I need help with some aspects of Examples 1.1 and 1.2, Section 1.2, Chapter III ...

Examples 1.1 and 1.2, Section 1.2, Chapter III read as follows:

View attachment 9334

My questions regarding the above two examples from Palka are as follows:

Can someone please explain where in the calculations of Example 1.1 does the assumption of n being positive becomes relevant ...

I am puzzled because it appears that each of the steps of the calculation are true whether n is positive or negative ...

Can someone please explain where in the calculations of Example 1.2 does the assumption of n being negative becomes relevant ...

I am puzzled because it appears that each of the steps of the argument/calculation are true whether n is positive or negative ...Hope someone can help ...

Help will be much appreciated ...

Peter

I am focused on Chapter III: Analytic Functions, Section 1.2 Differentiation Rules ...

I need help with some aspects of Examples 1.1 and 1.2, Section 1.2, Chapter III ...

Examples 1.1 and 1.2, Section 1.2, Chapter III read as follows:

View attachment 9334

My questions regarding the above two examples from Palka are as follows:

*Question 1*Can someone please explain where in the calculations of Example 1.1 does the assumption of n being positive becomes relevant ...

I am puzzled because it appears that each of the steps of the calculation are true whether n is positive or negative ...

*Question 2*

Can someone please explain where in the calculations of Example 1.2 does the assumption of n being negative becomes relevant ...

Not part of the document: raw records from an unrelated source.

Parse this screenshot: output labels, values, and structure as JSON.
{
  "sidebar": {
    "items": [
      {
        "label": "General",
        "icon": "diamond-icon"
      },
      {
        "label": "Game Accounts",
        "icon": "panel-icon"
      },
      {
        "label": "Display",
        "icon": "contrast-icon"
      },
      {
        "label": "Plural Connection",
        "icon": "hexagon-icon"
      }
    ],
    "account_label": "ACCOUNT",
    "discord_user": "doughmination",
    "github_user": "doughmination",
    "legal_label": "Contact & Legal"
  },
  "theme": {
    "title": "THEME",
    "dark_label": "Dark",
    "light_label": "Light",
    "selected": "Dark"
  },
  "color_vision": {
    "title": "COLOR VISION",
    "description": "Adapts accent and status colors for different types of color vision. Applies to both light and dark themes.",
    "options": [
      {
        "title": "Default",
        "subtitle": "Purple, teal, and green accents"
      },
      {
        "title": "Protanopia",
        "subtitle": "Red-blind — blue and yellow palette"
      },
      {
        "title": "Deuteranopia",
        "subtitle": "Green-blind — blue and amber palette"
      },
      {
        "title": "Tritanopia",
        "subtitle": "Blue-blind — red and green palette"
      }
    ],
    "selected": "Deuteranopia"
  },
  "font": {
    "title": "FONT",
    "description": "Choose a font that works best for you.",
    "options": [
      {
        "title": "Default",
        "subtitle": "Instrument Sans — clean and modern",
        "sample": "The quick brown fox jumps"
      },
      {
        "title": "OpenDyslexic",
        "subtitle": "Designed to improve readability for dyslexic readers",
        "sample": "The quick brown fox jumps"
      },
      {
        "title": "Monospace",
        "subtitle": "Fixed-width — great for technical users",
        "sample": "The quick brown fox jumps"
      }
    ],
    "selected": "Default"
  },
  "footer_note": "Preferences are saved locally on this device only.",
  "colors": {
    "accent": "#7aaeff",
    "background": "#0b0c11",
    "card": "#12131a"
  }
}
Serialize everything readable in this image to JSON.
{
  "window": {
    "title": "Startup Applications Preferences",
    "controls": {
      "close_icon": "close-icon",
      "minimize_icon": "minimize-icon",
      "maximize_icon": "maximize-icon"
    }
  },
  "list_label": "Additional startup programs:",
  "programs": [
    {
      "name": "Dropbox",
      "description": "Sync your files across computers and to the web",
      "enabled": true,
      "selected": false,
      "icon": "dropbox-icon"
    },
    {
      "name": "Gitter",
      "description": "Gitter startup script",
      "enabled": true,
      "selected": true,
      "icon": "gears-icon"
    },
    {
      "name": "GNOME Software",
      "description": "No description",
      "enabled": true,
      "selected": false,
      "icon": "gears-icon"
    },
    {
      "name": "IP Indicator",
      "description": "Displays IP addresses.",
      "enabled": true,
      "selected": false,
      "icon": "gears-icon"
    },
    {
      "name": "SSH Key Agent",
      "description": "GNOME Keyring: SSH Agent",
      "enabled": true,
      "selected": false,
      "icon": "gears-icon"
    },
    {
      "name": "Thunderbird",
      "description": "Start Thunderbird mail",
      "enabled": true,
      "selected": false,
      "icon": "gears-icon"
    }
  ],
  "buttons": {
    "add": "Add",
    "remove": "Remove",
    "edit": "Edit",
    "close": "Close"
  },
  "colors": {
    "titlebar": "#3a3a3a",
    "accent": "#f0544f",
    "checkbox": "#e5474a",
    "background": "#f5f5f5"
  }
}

I am puzzled because it appears that each of the steps of the argument/calculation are true whether n is positive or negative ...Hope someone can help ...

Help will be much appreciated ...

Peter